Paris Hilton is out of jail and Scooter Libby had his prison sentence commuted, but fans of "Grey's Anatomy" remain captive to Isaiah Washington's damage-control tour. America is all about…
Although the channel formerly known as Game Show Network has become plain ol' GSN, the cabler embraces its unpretentious roots with "Camouflage," a word-game series where the winner can walk away…
Unleashing Robin Williams in the least flattering possible manner, "License to Wed" squanders the modest chemistry between its appealing central couple -- Mandy Moore and "The Office's" John…
Set in a fictional Ivy League university, this new drama from "Degrassi: The Next Generation" producer Aaron Martin has all the requisite trappings of a teen soap with one major, nagging distraction…
In one respect, the Paris Hilton affair has been refreshing in its honesty, exposing the collective news media's surrender to its tabloid instincts, even as they half-heartedly try clinging to the…
Chuck Lorre was speaking with admiration when he told the New York Times regarding "The Sopranos" finale, "This is what you get when you let a writer do whatever he wants." But the "Two and a Half…
Filled with do-gooder intentions that would do Oprah proud, Shaquille O'Neal attacks the problem of childhood obesity in this peculiar variation on the British series "Unfit Kids."
In olden days, a teen-oriented message movie like "Girl, Positive" would have aired as an "Afterschool Special," or -- if infused with juicy "true story" trappings -- a "movie of the week."

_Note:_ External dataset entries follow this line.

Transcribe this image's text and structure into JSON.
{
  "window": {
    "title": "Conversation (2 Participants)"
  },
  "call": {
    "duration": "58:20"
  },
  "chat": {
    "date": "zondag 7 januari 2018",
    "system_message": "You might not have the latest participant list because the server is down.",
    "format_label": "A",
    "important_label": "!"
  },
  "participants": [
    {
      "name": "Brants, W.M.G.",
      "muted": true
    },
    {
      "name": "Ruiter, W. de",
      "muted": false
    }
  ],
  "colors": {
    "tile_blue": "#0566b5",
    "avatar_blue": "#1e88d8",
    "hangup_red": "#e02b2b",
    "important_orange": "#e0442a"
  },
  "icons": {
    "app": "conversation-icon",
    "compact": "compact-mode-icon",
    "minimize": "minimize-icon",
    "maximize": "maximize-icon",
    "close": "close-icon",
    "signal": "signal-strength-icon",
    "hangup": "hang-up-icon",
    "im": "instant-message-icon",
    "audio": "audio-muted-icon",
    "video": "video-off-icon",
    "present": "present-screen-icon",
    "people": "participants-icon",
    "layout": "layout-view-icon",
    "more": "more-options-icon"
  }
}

Networks and series creators regularly test boundaries of what is permissible, and the latest examples of this are found in the 25 primetime series scheduled to premiere this fall.